Start a college savings account for your kid, or for your future kid. Whether you’re a parent right now or want to be one someday, a college savings account is a promising way to ensure they have some stability for their education beyond childhood and high school. A 529 savings plan for your child’s education is a tax-free savings account that allows you to start that saving for them. Since your bonus was a bonus, you may not even miss it if it ends up in their college fund. I’m sure they’ll thank you while they’re sitting in their college algebra class someday in the far off future.

Put that bonus money aside for a big purchase. If you’re saving up for a down payment on a new car or a new house, or you and your partner are hoping to replace the windows at your house, whatever it is, these big purchases can take a lot of time (and money) to save up for. If you’re able to put your entire bonus towards your big purchase savings, you might have better luck getting that thing purchased sooner than you think. Using all of your bonus on a big purchase may not be the safest bet for you, but even being able to contribute more than normal will help you reach your goals quicker.
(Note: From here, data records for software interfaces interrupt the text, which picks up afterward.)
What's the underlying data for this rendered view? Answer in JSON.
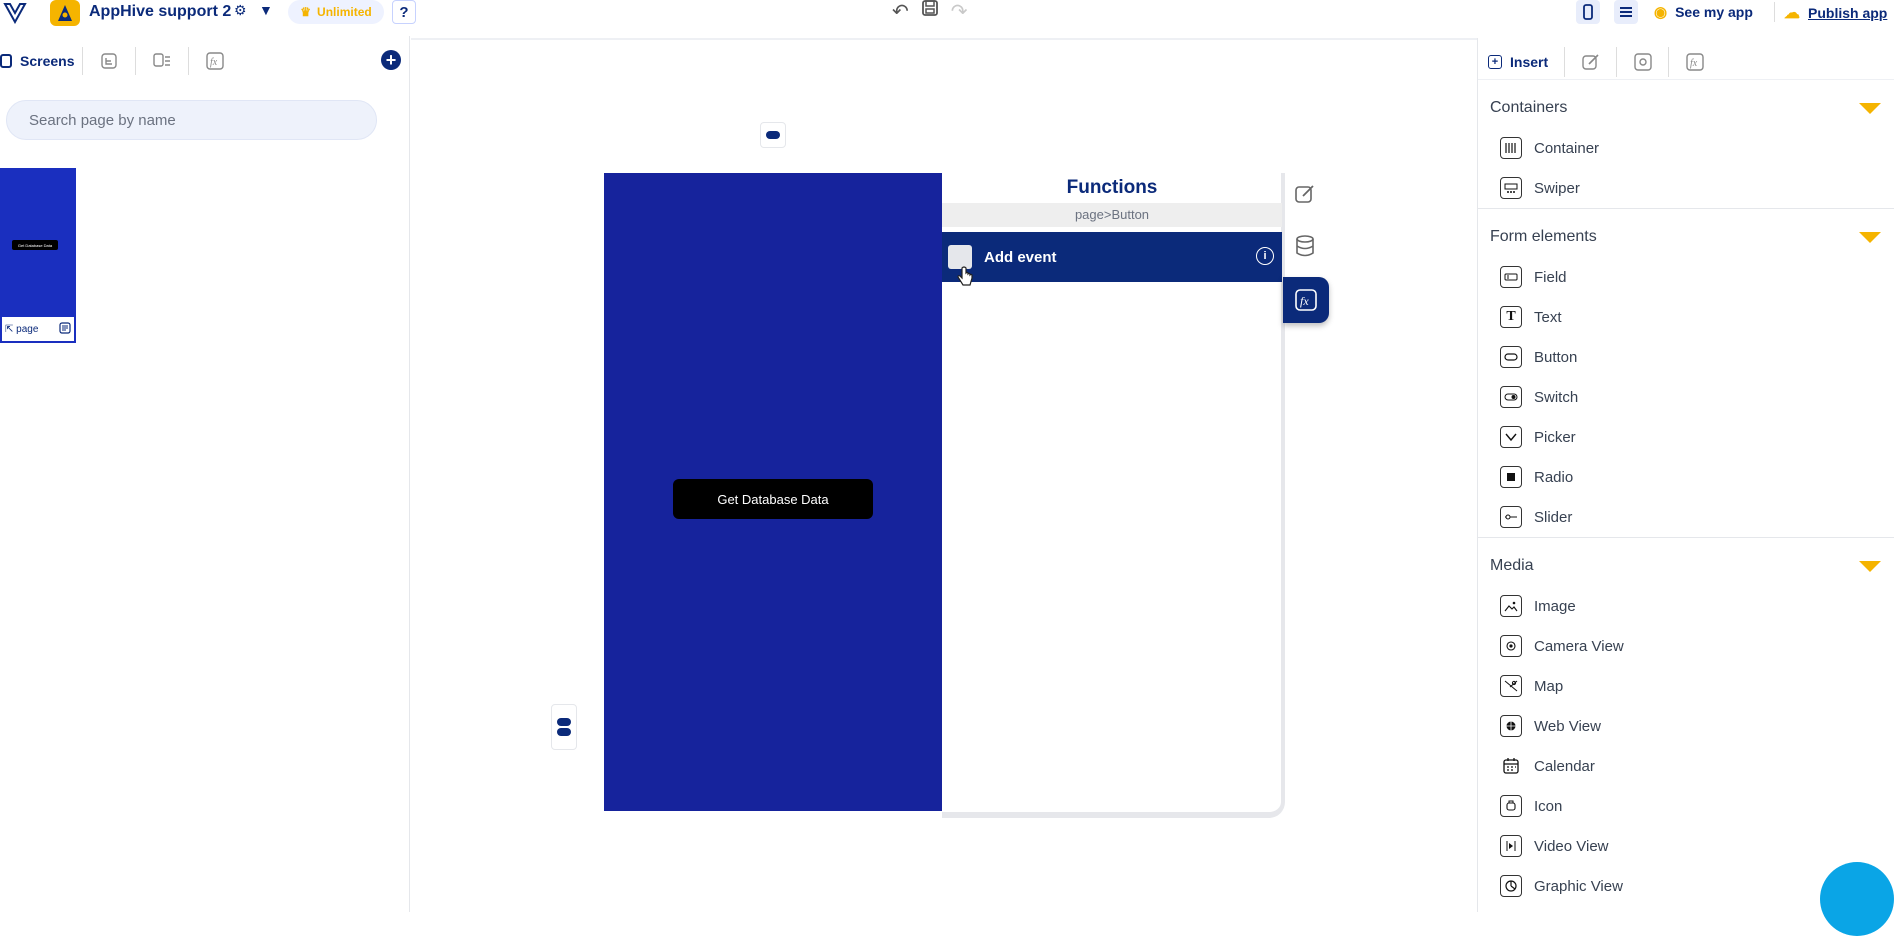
{
  "topbar": {
    "app_name": "AppHive support 2",
    "plan_badge": "Unlimited",
    "help": "?",
    "see_my_app": "See my app",
    "publish_app": "Publish app"
  },
  "left_panel": {
    "tab_screens": "Screens",
    "search_placeholder": "Search page by name",
    "thumbnail": {
      "button_label": "Get Database Data",
      "page_label": "page"
    }
  },
  "canvas": {
    "button_label": "Get Database Data"
  },
  "functions_panel": {
    "title": "Functions",
    "breadcrumb": "page>Button",
    "add_event": "Add event",
    "info": "i"
  },
  "right_panel": {
    "tab_insert": "Insert",
    "sections": [
      {
        "title": "Containers",
        "items": [
          "Container",
          "Swiper"
        ]
      },
      {
        "title": "Form elements",
        "items": [
          "Field",
          "Text",
          "Button",
          "Switch",
          "Picker",
          "Radio",
          "Slider"
        ]
      },
      {
        "title": "Media",
        "items": [
          "Image",
          "Camera View",
          "Map",
          "Web View",
          "Calendar",
          "Icon",
          "Video View",
          "Graphic View"
        ]
      }
    ]
  },
  "colors": {
    "brand_navy": "#0b2a7a",
    "accent_yellow": "#f5b400",
    "phone_bg": "#16239c",
    "chat_blue": "#0aa5e6"
  }
}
Invest in yourself. Investing in yourself will mean different things for all of us. The act of investing in yourself will not only benefit you, but it will benefit the people around you – those you work with, live with, and spend time with. Sign up for a new class, or a certificate program, or hire a career coach. The money you spend on yourself, for yourself, will help you grow and change, and often times for the better. Knowledge is so rewarding, and you’ll feel empowered when you take steps to improve your life and the way you work and live.

How would you use a bonus if you were handed one right now?

Members are invited to bring 5 boxes (or bags) of personal documents to shred for FREE to one of the following events: 

  • Saturday, March 18 | 9am-11am | West Branch 8404 W. Kellogg Drive, Wichita
  • Saturday, March 25 | 9am-11am | NE Branch 2993 N. Webb Road, Wichita
  • Saturday, May 6 | 9:30am-11am | Capitol CUSO Service Center | 1080 SW Wanamaker Road, Topeka